Our honor is given to us as a pledge for our loyalty to Israel. Human guilt and divine favor determine our being: through the single individual the entire people share in the guilt; through the entire people the individual shares in the favor.
The Jewish question is a question that God asks of us. Our existence is the history of a responsibility and the prehistory of a response.
The present is a reunion with the past. But the future will see again that which has never been seen before.
The following is an excerpt from Abraham Joshua Heschel: Mind, Heart, Soul by Edward K. Kaplan.
From Chapter 1: Hasidic Warsaw, 1907-1925
Humility and Intellectual Pride
The forming of Heschel’s inner integrity as zaddik was as deliberate as mastering texts. Intellectual skill seemed to be the precocious boy’s dominant quality. Gifted with an eidetic (visual) memory, around age seven he could scan books quickly, remembering their contents. Driven by a desire for knowledge—and perhaps a budding ambitiousness—Heschel at nine or ten began to consume the books in his father’s library.
Heschel also applied his mental energies to amuse himself during the few moments outside of study. For the sheer challenge, he catalogued and learned by heart all the products in the millinery store of his friend Yehiel’s father. Early on, he relished the intricacies of chess, one of the few amusements Hasidim favored.
A bridge was forming, perhaps, to secular curiosity. Many religiously educated Jewish boys developed an extraordinary mental discipline, due in large part to Talmud study and pilpul, a deft method of talmudic dialectic analysis originating among East European Jews. In addition to enhancing analytical skills, Talmud study advanced Heschel’s unusual ability to retain large amounts of reading matter. He claimed that his book on theology in the Talmud, published in Rabbinic Hebrew from 1962 to 1965, drew heavily upon his memory of sources.

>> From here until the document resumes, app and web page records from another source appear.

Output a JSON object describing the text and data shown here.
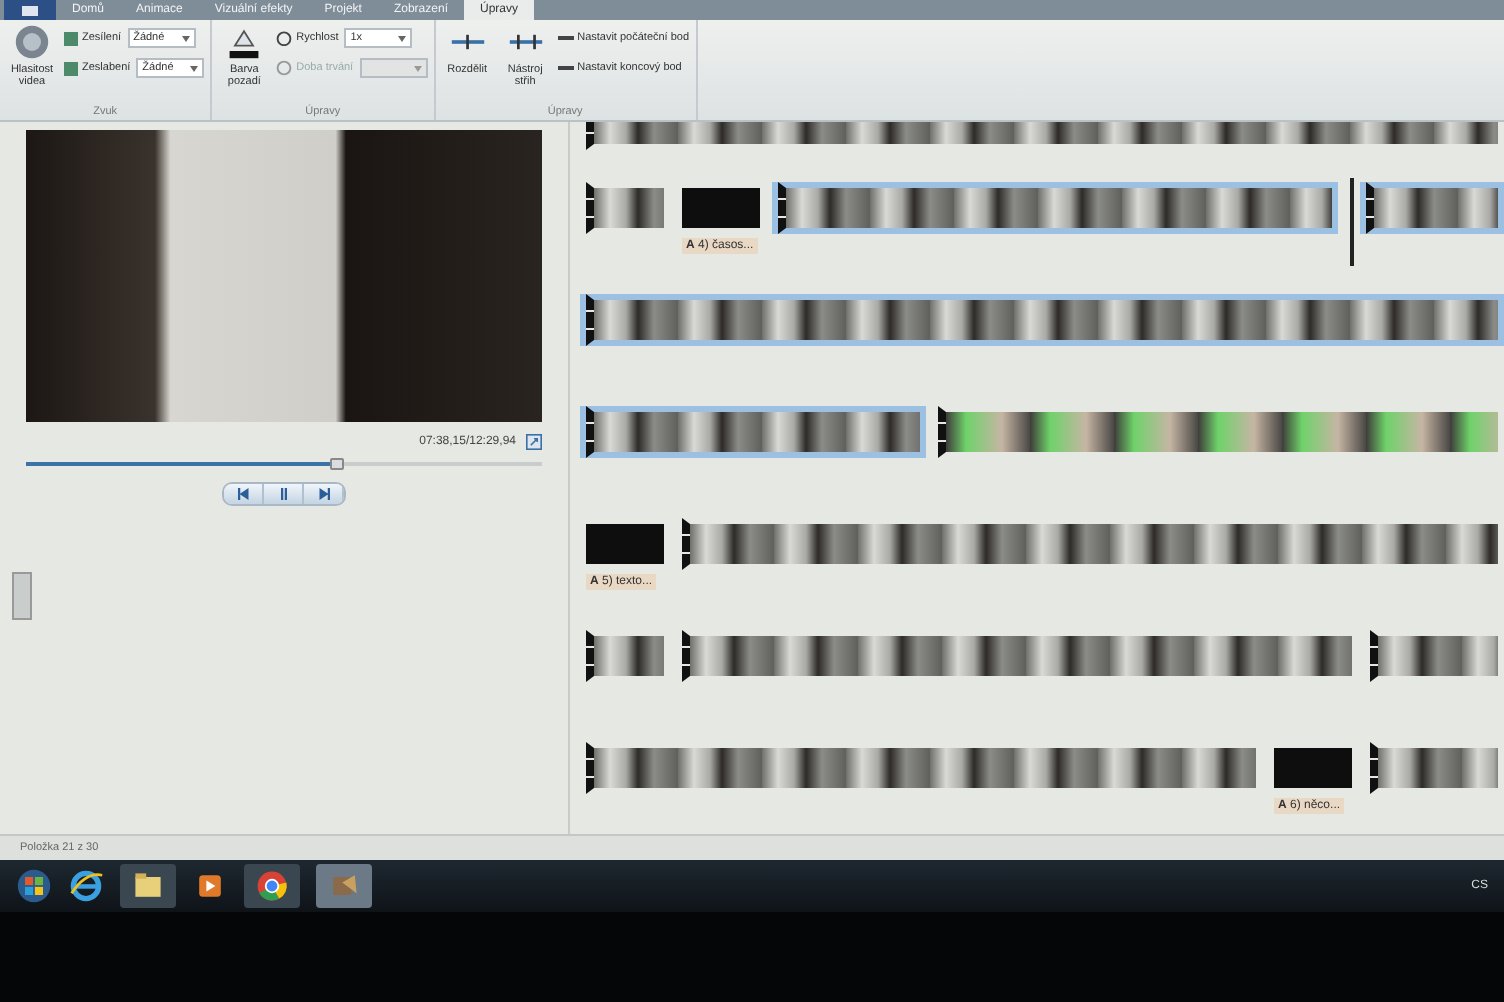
{
  "tabs": [
    {
      "label": "Domů",
      "selected": false
    },
    {
      "label": "Animace",
      "selected": false
    },
    {
      "label": "Vizuální efekty",
      "selected": false
    },
    {
      "label": "Projekt",
      "selected": false
    },
    {
      "label": "Zobrazení",
      "selected": false
    },
    {
      "label": "Úpravy",
      "selected": true
    }
  ],
  "ribbon": {
    "audio": {
      "volume_label": "Hlasitost videa",
      "fade_in_label": "Zesílení",
      "fade_in_value": "Žádné",
      "fade_out_label": "Zeslabení",
      "fade_out_value": "Žádné",
      "group_label": "Zvuk"
    },
    "adjust": {
      "background_label": "Barva pozadí",
      "speed_label": "Rychlost",
      "speed_value": "1x",
      "duration_label": "Doba trvání",
      "duration_disabled": true,
      "group_label": "Úpravy"
    },
    "edit": {
      "split_label": "Rozdělit",
      "trim_label": "Nástroj střih",
      "start_label": "Nastavit počáteční bod",
      "end_label": "Nastavit koncový bod",
      "group_label": "Úpravy"
    }
  },
  "player": {
    "time": "07:38,15/12:29,94",
    "level": 0.6
  },
  "storyboard": [
    {
      "clips": [
        {
          "kind": "video-fill",
          "selected": false
        }
      ]
    },
    {
      "clips": [
        {
          "kind": "video-short",
          "selected": false
        },
        {
          "kind": "title",
          "selected": false,
          "caption": "**A** 4) časos..."
        },
        {
          "kind": "video-long",
          "selected": true
        },
        {
          "kind": "playhead",
          "selected": false
        },
        {
          "kind": "video-fill",
          "selected": true
        }
      ]
    },
    {
      "clips": [
        {
          "kind": "video-fill",
          "selected": true
        }
      ]
    },
    {
      "clips": [
        {
          "kind": "video-medium",
          "selected": true
        },
        {
          "kind": "green-fill",
          "selected": false
        }
      ]
    },
    {
      "clips": [
        {
          "kind": "title",
          "selected": false,
          "caption": "**A** 5) texto..."
        },
        {
          "kind": "video-fill",
          "selected": false
        }
      ]
    },
    {
      "clips": [
        {
          "kind": "video-short",
          "selected": false
        },
        {
          "kind": "video-longer",
          "selected": false
        },
        {
          "kind": "video-fill",
          "selected": false
        }
      ]
    },
    {
      "clips": [
        {
          "kind": "video-longer",
          "selected": false
        },
        {
          "kind": "title",
          "selected": false,
          "caption": "**A** 6) něco..."
        },
        {
          "kind": "video-fill",
          "selected": false
        }
      ]
    }
  ],
  "status_bar": {
    "text": "Položka 21 z 30"
  },
  "taskbar": {
    "language": "CS"
  }
}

Even as a boy, Heschel was treated like a rebbe, with deference. Expecting wise answers to their questions, people rose to greet him when he entered a room. Some even brought him kvitlakh (petitions), joking that if he became a rebbe, all the other rebbes would lose their followers.
At the same time, the family worried at early signs of Heschel’s pride. He claimed to have read most of—if not all—his father’s books by age twelve. His elder brother, Jacob, remembers being shocked at Avrumele’s boast that he could write better ones himself. A scion of generations of Hasidic rebbes who were believed to possess supernatural qualities, perhaps Heschel could not help but feel some sense of entitlement. Still, the boy was reprimanded for his excessive self-regard.